--- START ---

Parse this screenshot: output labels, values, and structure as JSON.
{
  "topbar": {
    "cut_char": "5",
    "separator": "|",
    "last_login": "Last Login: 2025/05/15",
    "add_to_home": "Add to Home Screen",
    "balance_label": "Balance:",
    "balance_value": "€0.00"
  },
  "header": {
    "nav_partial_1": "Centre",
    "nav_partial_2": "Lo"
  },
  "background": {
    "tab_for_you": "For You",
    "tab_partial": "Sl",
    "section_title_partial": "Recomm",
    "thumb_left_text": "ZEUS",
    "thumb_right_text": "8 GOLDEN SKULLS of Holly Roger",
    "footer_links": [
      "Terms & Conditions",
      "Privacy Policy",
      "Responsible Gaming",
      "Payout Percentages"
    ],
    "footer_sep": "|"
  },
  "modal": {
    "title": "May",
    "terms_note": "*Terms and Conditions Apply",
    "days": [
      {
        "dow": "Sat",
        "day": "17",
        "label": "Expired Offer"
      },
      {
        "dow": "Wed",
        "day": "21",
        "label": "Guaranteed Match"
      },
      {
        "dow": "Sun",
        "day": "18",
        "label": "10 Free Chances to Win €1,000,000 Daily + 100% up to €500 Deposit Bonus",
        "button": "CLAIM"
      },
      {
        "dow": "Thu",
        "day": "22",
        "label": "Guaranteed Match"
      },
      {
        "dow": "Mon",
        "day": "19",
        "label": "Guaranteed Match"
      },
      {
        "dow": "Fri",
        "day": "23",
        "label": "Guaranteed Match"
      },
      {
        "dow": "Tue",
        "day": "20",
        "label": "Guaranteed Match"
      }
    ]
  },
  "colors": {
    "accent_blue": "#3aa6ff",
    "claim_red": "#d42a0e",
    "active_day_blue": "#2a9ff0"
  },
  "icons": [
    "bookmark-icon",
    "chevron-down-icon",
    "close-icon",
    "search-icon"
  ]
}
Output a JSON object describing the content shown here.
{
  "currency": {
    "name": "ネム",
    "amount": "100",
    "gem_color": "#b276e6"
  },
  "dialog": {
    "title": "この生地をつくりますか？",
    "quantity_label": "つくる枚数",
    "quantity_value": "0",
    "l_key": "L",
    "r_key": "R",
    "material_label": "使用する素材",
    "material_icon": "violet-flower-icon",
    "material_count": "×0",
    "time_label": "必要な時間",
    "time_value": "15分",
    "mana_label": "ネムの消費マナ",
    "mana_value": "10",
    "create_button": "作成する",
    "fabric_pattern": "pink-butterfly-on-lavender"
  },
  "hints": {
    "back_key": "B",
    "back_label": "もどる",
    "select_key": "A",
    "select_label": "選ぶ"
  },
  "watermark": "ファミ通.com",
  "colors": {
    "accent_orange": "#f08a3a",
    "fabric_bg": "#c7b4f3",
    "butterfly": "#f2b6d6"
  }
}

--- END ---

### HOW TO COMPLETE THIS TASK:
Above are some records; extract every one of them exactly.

### RESULT FOR THIS EXERCISE:
Parse this screenshot: output labels, values, and structure as JSON.
{
  "topbar": {
    "cut_char": "5",
    "separator": "|",
    "last_login": "Last Login: 2025/05/15",
    "add_to_home": "Add to Home Screen",
    "balance_label": "Balance:",
    "balance_value": "€0.00"
  },
  "header": {
    "nav_partial_1": "Centre",
    "nav_partial_2": "Lo"
  },
  "background": {
    "tab_for_you": "For You",
    "tab_partial": "Sl",
    "section_title_partial": "Recomm",
    "thumb_left_text": "ZEUS",
    "thumb_right_text": "8 GOLDEN SKULLS of Holly Roger",
    "footer_links": [
      "Terms & Conditions",
      "Privacy Policy",
      "Responsible Gaming",
      "Payout Percentages"
    ],
    "footer_sep": "|"
  },
  "modal": {
    "title": "May",
    "terms_note": "*Terms and Conditions Apply",
    "days": [
      {
        "dow": "Sat",
        "day": "17",
        "label": "Expired Offer"
      },
      {
        "dow": "Wed",
        "day": "21",
        "label": "Guaranteed Match"
      },
      {
        "dow": "Sun",
        "day": "18",
        "label": "10 Free Chances to Win €1,000,000 Daily + 100% up to €500 Deposit Bonus",
        "button": "CLAIM"
      },
      {
        "dow": "Thu",
        "day": "22",
        "label": "Guaranteed Match"
      },
      {
        "dow": "Mon",
        "day": "19",
        "label": "Guaranteed Match"
      },
      {
        "dow": "Fri",
        "day": "23",
        "label": "Guaranteed Match"
      },
      {
        "dow": "Tue",
        "day": "20",
        "label": "Guaranteed Match"
      }
    ]
  },
  "colors": {
    "accent_blue": "#3aa6ff",
    "claim_red": "#d42a0e",
    "active_day_blue": "#2a9ff0"
  },
  "icons": [
    "bookmark-icon",
    "chevron-down-icon",
    "close-icon",
    "search-icon"
  ]
}
Output a JSON object describing the content shown here.
{
  "currency": {
    "name": "ネム",
    "amount": "100",
    "gem_color": "#b276e6"
  },
  "dialog": {
    "title": "この生地をつくりますか？",
    "quantity_label": "つくる枚数",
    "quantity_value": "0",
    "l_key": "L",
    "r_key": "R",
    "material_label": "使用する素材",
    "material_icon": "violet-flower-icon",
    "material_count": "×0",
    "time_label": "必要な時間",
    "time_value": "15分",
    "mana_label": "ネムの消費マナ",
    "mana_value": "10",
    "create_button": "作成する",
    "fabric_pattern": "pink-butterfly-on-lavender"
  },
  "hints": {
    "back_key": "B",
    "back_label": "もどる",
    "select_key": "A",
    "select_label": "選ぶ"
  },
  "watermark": "ファミ通.com",
  "colors": {
    "accent_orange": "#f08a3a",
    "fabric_bg": "#c7b4f3",
    "butterfly": "#f2b6d6"
  }
}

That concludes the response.